- EXERCISE PROMPT: Emit the line that holds "Extract the structured" and all lines following it through the end of the data, verbatim, and nothing else.

*** EXERCISE INPUTS Section Begins ***

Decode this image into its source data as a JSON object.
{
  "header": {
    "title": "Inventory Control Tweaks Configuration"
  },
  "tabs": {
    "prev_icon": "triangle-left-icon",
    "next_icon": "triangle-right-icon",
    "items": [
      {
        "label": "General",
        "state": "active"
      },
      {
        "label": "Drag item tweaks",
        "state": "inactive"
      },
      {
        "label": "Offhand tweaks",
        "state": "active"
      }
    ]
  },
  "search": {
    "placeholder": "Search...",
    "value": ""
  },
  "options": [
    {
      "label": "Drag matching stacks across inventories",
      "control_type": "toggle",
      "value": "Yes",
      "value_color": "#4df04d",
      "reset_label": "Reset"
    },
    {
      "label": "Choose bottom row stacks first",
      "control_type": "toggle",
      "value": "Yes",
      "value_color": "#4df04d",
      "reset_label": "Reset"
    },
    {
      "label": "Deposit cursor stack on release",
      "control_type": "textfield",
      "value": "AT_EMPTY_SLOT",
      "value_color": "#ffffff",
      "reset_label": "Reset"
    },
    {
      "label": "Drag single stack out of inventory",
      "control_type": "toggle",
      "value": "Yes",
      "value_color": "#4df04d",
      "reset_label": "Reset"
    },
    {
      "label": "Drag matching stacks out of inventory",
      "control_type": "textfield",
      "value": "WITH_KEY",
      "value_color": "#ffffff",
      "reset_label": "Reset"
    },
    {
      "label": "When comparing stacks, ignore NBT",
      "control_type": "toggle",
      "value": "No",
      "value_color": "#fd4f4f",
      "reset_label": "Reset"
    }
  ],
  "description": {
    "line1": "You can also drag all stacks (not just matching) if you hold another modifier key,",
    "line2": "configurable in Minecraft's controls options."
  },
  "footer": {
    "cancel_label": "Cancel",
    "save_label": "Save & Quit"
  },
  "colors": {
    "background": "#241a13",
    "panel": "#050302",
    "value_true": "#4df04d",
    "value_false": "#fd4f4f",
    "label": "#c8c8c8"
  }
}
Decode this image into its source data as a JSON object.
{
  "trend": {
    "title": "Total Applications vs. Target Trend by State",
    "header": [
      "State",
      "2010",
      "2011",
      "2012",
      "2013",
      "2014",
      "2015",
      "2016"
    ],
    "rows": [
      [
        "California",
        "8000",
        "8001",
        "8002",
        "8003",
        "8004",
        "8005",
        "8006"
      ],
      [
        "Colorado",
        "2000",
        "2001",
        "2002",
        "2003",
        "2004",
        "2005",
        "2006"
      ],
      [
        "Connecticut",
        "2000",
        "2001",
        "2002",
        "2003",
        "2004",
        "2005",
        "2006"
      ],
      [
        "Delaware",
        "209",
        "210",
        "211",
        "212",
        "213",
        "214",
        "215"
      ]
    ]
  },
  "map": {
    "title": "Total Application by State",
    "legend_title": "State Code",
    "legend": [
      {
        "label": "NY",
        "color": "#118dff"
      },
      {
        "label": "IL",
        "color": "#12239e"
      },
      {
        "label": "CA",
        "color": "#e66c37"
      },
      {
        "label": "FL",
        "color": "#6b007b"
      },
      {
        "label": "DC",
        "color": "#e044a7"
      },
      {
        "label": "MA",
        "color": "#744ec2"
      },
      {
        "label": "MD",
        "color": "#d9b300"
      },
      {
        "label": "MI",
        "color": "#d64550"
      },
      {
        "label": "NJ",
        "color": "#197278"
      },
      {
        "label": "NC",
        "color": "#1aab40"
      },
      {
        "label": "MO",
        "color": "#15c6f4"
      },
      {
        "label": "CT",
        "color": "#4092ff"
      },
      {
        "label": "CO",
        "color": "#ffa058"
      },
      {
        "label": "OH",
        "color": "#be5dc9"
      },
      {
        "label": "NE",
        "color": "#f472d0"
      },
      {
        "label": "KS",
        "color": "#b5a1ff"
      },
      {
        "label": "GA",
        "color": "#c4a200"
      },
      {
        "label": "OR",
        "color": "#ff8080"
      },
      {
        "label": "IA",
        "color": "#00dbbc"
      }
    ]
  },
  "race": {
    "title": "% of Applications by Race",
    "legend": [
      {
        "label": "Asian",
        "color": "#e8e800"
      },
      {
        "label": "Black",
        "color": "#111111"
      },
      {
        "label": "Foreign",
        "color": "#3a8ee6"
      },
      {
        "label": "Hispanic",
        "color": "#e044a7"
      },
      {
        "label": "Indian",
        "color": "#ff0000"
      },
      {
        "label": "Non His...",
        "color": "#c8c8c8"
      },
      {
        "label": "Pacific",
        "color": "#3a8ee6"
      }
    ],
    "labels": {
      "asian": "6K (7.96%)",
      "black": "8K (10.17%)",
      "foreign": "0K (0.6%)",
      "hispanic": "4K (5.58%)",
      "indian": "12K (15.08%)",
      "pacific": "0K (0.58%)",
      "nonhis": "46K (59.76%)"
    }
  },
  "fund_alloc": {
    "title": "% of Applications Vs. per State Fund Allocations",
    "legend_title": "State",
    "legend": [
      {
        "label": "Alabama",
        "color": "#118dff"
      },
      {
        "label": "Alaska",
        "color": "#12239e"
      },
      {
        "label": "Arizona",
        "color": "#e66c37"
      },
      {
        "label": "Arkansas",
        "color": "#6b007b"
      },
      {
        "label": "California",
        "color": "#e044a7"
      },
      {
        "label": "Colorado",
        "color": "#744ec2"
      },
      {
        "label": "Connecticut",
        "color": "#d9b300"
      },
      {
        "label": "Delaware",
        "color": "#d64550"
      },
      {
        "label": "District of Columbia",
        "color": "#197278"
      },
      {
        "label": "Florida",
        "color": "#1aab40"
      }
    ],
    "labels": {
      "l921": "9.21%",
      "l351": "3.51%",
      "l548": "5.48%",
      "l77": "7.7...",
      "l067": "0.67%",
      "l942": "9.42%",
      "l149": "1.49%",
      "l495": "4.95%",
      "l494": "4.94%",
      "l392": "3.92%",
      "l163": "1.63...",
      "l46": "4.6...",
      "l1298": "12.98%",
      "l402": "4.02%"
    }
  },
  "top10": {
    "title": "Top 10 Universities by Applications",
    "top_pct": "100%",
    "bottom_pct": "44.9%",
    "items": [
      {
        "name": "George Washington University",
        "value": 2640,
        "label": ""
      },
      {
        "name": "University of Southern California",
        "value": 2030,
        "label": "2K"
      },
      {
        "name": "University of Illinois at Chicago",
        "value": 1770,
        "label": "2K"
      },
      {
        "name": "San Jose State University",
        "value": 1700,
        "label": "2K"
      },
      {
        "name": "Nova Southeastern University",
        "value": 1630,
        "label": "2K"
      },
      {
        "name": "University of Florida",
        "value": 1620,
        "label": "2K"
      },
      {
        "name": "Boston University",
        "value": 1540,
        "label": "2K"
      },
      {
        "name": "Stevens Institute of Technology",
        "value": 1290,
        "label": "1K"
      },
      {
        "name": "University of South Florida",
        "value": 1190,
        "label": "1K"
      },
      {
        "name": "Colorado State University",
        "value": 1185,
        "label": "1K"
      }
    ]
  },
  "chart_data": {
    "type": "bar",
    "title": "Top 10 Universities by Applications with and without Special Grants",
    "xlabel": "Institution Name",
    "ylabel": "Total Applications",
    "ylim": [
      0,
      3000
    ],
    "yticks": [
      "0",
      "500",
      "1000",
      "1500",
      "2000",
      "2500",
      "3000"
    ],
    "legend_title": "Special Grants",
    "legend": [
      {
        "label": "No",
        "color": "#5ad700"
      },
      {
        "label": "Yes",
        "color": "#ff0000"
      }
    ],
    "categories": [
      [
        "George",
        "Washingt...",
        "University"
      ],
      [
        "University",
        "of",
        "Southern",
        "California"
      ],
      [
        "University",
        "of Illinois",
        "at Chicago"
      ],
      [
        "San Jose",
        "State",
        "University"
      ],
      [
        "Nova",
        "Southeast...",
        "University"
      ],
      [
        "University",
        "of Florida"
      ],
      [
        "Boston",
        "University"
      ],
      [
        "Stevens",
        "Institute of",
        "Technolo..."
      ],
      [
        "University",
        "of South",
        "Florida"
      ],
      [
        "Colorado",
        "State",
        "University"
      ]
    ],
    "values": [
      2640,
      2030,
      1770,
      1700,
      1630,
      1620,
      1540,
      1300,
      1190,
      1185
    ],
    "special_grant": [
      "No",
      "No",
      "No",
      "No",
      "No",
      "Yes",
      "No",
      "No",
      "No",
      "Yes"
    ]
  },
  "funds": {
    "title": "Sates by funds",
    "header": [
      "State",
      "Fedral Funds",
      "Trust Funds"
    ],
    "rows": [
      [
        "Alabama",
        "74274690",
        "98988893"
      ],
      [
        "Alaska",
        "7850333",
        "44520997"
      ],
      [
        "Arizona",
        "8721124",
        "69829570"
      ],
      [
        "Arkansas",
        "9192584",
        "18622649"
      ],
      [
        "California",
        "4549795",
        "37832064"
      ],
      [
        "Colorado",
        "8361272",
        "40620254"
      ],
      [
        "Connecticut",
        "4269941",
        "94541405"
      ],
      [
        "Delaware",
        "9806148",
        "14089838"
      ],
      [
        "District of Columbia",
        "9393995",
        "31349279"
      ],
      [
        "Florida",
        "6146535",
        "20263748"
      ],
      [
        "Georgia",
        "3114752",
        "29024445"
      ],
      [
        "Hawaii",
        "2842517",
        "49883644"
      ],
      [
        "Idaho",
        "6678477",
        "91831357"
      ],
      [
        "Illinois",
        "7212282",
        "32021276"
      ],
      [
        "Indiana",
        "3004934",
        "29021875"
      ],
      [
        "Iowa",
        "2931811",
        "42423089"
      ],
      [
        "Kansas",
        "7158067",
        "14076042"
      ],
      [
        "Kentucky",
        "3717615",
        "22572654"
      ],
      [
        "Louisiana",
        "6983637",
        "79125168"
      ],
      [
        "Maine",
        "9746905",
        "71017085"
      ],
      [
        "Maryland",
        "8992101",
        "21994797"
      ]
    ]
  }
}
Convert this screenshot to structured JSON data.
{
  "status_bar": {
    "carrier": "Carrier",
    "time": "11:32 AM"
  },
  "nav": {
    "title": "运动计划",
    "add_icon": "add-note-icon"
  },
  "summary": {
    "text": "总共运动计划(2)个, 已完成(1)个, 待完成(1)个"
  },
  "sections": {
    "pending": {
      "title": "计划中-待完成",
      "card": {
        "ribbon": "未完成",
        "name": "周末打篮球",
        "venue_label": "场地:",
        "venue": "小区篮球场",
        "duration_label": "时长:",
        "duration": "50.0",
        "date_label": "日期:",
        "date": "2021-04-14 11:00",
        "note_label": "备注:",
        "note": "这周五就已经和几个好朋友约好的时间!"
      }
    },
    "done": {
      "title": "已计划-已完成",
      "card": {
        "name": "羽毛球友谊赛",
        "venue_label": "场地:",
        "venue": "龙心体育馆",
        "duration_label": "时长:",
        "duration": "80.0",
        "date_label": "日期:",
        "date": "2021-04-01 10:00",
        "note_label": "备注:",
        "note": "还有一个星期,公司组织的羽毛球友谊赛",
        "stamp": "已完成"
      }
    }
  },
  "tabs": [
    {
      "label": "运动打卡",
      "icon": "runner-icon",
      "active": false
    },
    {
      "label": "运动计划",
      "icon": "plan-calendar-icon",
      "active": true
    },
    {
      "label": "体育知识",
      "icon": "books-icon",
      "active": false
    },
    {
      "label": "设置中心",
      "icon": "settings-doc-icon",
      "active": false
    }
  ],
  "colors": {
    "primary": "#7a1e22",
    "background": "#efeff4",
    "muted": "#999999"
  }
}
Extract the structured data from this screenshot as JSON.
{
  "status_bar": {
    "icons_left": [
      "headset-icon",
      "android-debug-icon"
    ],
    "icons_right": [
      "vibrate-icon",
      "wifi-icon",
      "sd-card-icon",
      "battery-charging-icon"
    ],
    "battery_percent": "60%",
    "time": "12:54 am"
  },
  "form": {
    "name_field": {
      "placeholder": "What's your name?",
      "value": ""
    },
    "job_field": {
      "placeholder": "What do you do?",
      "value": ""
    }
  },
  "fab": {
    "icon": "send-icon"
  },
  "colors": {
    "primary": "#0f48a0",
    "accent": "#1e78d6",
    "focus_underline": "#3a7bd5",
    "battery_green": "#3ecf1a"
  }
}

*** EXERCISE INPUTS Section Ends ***

- OUTPUT OF THE TASK:
Extract the structured data from this screenshot as JSON.
{
  "status_bar": {
    "icons_left": [
      "headset-icon",
      "android-debug-icon"
    ],
    "icons_right": [
      "vibrate-icon",
      "wifi-icon",
      "sd-card-icon",
      "battery-charging-icon"
    ],
    "battery_percent": "60%",
    "time": "12:54 am"
  },
  "form": {
    "name_field": {
      "placeholder": "What's your name?",
      "value": ""
    },
    "job_field": {
      "placeholder": "What do you do?",
      "value": ""
    }
  },
  "fab": {
    "icon": "send-icon"
  },
  "colors": {
    "primary": "#0f48a0",
    "accent": "#1e78d6",
    "focus_underline": "#3a7bd5",
    "battery_green": "#3ecf1a"
  }
}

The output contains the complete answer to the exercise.